[I]f an adviser substantively modifies the presentation of comments posted by others by deleting or suppressing negative comments or prioritizing the display of positive comments, then we would attribute the comments to the adviser (i.e., the communication would be an indirect statement of the adviser) because the adviser would have modified third-party comments with the goal of marketing its advisory business.
In other words, if an investment adviser reacts to a negative review by encouraging satisfied clients to leave positive reviews, then its Google My Business profile may become an “advertisement” because the positive reviews would be considered an indirect communication of the adviser to market its services.
Moreover, the SEC explains that “[a]n adviser ‘adopts’ third-party information when it explicitly or implicitly endorses or approves the information.” So if an adviser encourages clients to leave reviews and involves itself in creating the content of those reviews, then the SEC explains that the adviser could be “liable for such third-party content under the marketing rule just as it would be liable for content it produced itself.”
In either case, we go back to where we started: The investment adviser must “clearly and prominently” disclose whether the review was given by a current client or non-client, whether the reviewer was paid, and whether the reviewer has any conflicts of interest. However, platforms such as Google My Business do not include obvious functionality for investment advisers to make such disclosures on individual reviews.
How Should We Advise Clients?
So, when we had to counsel an investment adviser on this topic, where did we land? We concluded that sometimes, unhappy clients are the very loudest voices, and if one such anomalous client leaves a negative Google review, then the adviser will have its hands tied in responding.
By doing nothing, the adviser would allow an uncontextualized negative review to harm its reputation. By asking all of its satisfied clients for positive reviews, the adviser would be “advertising” within the meaning of the Marketing Rule, and thus subject to the Rule’s requirements.
So for the time being, investment advisers may be well-served to hold off on a Google My Business profile and prioritize other marketing projects. If an adviser simply “must” have such a profile now, and it takes an active role in managing its reviews, then a potential solution is to post a reply to each one with the Marketing Rule’s required disclosures.
 U.S. Sec. Exch. Comm’n, Investment Adviser Marketing: A Small Entity Compliance Guide (2021), https://www.sec.gov/investment/investment-adviser-marketing.
 Investment Adviser Marketing Rule, 17 C.F.R. § 275.206(4)-1 (2021).

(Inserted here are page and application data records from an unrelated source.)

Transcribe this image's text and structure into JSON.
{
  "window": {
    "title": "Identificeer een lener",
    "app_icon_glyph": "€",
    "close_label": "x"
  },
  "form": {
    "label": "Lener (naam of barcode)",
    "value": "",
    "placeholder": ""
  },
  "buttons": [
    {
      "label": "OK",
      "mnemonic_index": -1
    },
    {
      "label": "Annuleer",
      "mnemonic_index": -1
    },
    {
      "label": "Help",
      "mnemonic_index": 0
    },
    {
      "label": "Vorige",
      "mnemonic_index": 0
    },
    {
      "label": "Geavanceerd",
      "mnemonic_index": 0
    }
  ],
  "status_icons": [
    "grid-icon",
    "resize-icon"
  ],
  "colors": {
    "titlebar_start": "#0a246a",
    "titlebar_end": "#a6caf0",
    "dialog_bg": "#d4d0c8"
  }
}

 See, e.g., Kaplan Series 65 License Exam Manual: Comprehensive Securities Licensing Exam Manual 213, 223 (10th ed., 2016).
 See Investment Adviser Marketing, Investment Adviser Act Release No. 5653, 86 Fed. Reg. 85-86 (Dec. 22, 2020) [hereinafter Release](adopting release).
 See id. at 85.
 See Cory Capoccia, Online Reviews Are The Best Thing That Ever Happened To Small Businesses, Forbes (Apr. 11, 2018), https://www.forbes.com/sites/forbestechcouncil/2018/04/11/online-reviews-are-the-best-thing-that-ever-happened-to-small-businesses/?sh=f690ce5740a0 (“90% of customers say that what they decide to buy is influenced by positive online reviews[.]”).
 See id.
 See Release, supra note 5, at 86.
 17 C.F.R. § 275.206(4)-1.
 Business Profile, Google, https://www.google.com/business/ (last visited May 26, 2022).
 A quick Google Search for “investment adviser [insert state name]” will yield countless Google My Business profiles of local investment advisers, typically including reviews.
 See 17 C.F.R. § 275.206(4)-1.
 See Capoccia, supra note 7.
 See id.
 See 17 C.F.R. § 275.206(4)-1.
 See Capoccia, supra note 7 (explaining that the practice of soliciting reviews from satisfied customers helps to ensure that the “‘review ratio’ is healthy”).
 Release, supra note 5, at 24.
 17 C.F.R. § 275.206(4)-1.
 Release, supra note 5, at 21.
 17 C.F.R. § 275.206(4)-1.
 See Business Profile, supra note 14.